It has now been a full two years since the Federal ACMPR (Access to Cannabis for Medical Purposes Regulations) was introduced by the Canadian Government. This regulation allowed access to and the legal use of cannabis for relief of symptoms due to medical conditions. For anyone well-informed about the medical benefits of cannabis and those pushing for it to become legalized, this was quite a milestone. Canadian cannabis clinics wasted no time opening their doors and providing patients with an all-natural and effective therapeutic treatment for their medical needs.
Despite the looming legalization of recreational cannabis on October 17, interest in how to get a medical marijuana prescription continues to be strong. People who turn to marijuana for medical treatment may feel that it is in their best interest to continue to acquire their medical marijuana under their doctor’s guidance through a prescription.
Today we’ll talk about how to get a prescription for medical cannabis in Canada, as well as provide an overview of how the access to cannabis for medical purposes regulations are designed to limit access to those who need it through Canadian cannabis clinics.
Read through to find out more about the ACMPR and how to get a prescription for medical cannabis in Canada. Keep in mind that once legalization occurs it will likely be that Canadian cannabis clinics will come to be referred as a ‘shop’ instead.
Medical Marijuana Prescription Issuer Qualifications
To be eligible for a medicinal marijuana card in Canada you must have a prior diagnosis made by a practicing Canadian physician within the last 5 years. Also, the original diagnosis must have been followed by a monitoring visit to a family doctor or specialist within the past year.
If you don’t have have a family doctor, you can visit a walk-in clinic and meet with an authorized health care practitioner and have them diagnose your symptoms. The practitioner can be either a physician or nurse practitioner, as nurses are newly eligible to sign the ACMPR prescription as mandated by Health Canada.
Physicians must meet the following requirements:
- In good standing with the Royal College of Physicians and Surgeons in Canada
- Holding valid license from the licensing authority in the province / territory they work in
- Holding a valid narcotics class 1 license
All related medical documents must be accessible for eligibility. You must have documentation for the walk-in clinic, records department, and a signed document from the physician or health care practitioner.
Do not attempt to enter Canadian cannabis clinics without having seen a qualified physician first. They are forbidden by law to sell product to anyone without a medical marijuana prescription and you will be denied in any attempt to make purchases if you are unable to present an ACMPR card to them.

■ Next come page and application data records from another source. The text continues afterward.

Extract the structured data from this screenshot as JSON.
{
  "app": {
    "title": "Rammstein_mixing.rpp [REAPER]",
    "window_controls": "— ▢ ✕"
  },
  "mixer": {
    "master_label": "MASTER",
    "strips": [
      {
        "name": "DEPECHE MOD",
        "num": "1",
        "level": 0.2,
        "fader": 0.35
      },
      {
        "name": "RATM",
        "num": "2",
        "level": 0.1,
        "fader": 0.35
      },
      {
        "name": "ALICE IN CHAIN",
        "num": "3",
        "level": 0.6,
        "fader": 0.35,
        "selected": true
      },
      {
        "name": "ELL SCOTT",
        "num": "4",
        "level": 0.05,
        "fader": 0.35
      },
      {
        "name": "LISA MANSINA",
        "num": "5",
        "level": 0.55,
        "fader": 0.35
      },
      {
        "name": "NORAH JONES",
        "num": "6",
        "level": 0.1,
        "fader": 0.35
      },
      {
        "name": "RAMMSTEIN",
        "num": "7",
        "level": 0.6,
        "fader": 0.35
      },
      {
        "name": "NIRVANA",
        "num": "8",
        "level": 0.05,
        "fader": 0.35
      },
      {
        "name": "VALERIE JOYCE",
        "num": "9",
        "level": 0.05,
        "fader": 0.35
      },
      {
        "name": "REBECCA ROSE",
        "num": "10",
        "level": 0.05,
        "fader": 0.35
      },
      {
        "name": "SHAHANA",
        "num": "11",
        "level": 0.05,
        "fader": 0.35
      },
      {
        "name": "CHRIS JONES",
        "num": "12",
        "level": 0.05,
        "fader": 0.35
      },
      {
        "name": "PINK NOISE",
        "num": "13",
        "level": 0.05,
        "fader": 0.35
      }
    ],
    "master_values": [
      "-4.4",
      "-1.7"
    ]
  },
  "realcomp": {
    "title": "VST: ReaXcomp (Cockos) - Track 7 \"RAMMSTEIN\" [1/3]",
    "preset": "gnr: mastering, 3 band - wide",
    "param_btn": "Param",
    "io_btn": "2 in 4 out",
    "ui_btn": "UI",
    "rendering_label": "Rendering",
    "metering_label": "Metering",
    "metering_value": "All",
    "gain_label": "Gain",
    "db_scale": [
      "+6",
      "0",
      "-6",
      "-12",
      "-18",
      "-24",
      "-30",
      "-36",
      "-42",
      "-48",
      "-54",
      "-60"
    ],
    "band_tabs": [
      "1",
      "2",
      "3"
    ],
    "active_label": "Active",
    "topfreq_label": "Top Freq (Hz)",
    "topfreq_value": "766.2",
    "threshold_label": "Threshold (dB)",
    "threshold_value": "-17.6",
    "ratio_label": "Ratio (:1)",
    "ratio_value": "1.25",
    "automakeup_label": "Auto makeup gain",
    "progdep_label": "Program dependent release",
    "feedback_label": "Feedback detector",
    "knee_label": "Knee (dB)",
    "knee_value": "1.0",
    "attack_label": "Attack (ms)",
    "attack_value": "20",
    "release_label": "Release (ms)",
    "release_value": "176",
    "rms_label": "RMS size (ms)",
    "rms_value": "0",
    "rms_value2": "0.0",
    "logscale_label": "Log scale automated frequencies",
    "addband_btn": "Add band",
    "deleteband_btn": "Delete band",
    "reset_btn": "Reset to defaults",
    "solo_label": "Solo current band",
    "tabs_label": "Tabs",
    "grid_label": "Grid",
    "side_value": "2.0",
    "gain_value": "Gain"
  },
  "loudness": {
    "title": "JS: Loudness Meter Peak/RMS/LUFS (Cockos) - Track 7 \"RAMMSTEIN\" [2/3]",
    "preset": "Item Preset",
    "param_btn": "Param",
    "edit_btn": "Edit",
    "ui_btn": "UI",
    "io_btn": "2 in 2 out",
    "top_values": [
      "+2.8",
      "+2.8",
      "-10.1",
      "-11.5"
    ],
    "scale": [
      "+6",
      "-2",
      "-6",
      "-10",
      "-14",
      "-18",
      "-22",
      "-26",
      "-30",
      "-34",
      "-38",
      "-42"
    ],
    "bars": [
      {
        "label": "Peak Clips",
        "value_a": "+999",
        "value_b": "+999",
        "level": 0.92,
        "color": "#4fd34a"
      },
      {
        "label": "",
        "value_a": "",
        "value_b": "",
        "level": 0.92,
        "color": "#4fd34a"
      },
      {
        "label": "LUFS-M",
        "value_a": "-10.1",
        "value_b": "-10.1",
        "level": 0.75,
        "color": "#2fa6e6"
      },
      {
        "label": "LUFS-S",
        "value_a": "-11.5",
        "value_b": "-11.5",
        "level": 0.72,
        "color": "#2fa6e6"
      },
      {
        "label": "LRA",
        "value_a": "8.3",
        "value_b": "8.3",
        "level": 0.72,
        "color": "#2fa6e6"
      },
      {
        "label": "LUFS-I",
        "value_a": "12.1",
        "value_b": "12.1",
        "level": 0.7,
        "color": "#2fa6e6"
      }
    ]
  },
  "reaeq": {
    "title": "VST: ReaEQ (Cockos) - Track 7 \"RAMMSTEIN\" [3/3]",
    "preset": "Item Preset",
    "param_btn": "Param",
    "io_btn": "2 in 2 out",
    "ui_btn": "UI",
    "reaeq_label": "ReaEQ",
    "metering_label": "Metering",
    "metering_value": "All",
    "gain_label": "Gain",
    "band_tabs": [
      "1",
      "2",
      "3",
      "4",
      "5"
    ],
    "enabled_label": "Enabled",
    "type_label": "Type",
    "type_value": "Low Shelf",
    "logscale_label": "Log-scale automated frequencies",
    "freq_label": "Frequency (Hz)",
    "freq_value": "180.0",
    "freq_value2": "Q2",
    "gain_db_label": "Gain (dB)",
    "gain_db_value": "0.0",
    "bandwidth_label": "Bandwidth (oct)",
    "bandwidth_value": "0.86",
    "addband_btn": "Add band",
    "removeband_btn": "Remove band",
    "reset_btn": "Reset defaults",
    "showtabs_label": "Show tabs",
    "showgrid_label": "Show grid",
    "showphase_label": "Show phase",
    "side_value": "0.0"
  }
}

Visiting Canadian Cannabis Clinics
It is also important to understand that nearly every doctor or nurse practitioner that is qualified to provide you with your prescription will be equipped to be on the lookout for those looking to exploit the opportunity to acquire marijuana for recreational purposes.
As a legitimate relief seeker, you can further help your cause by coming into your initial or follow-up consultations fully prepared.
Be prepared to be able to answer the following questions truthfully and thoroughly:
- How is the medical condition and its symptoms negatively affecting your life? Do you find the symptoms to be debilitating? If so, be able to describe how they debilitate you in detail
- What, if any, various conventional treatments have you tried already. Are you certain you followed the given administering protocol for each of them exactly as recommended by the manufacturer (pharmaceuticals) or SMEs (subject matter experts – therapies)
- How did those treatments fail to be effective for you? Be able to be specific
- If you receive an ACMPR license, how do you plan to use medical marijuana? (how will you be ingesting it)
- If you already use cannabis for medicinal purposes, be prepared to discuss how much you use, how often you use it, and how it affects you
In some rare instances it may be that you cannot find a qualified health care provider who will issue a medical marijuana prescription despite you being a legitimate candidate for one. There can be any number of reasons for this, but most commonly it’s that the doctor has his own preconceptions about the impropriety of prescribing medical cannabis.
While that is unfortunate, there are multiple online networks that assist with helping patients find medical cannabis-friendly physicians in Canada. Typically, they involve a 3-step process; pre-qualifying for the program online, registering for an online evaluation, and then consulting with a qualified AND receptive physician or nurse practitioner about your condition.
Not to worry, becoming an authorized patron of Canadian cannabis clinics isn’t as daunting a prospect as it might seem. If you are genuinely in need of a remedy to an illness or condition for which cannabis may be legitimately helpful then you should have little difficulty getting a medical marijuana prescription that will entitle you to receive your ACMPR card.
Of course, once in possession of the card you have a responsibility to use it for procurement of medicinal marijuana for yourself only. Abuse of it with the intent to offer marijuana for resale will continue to be a violation of the law and will come with penalties should you be caught doing so.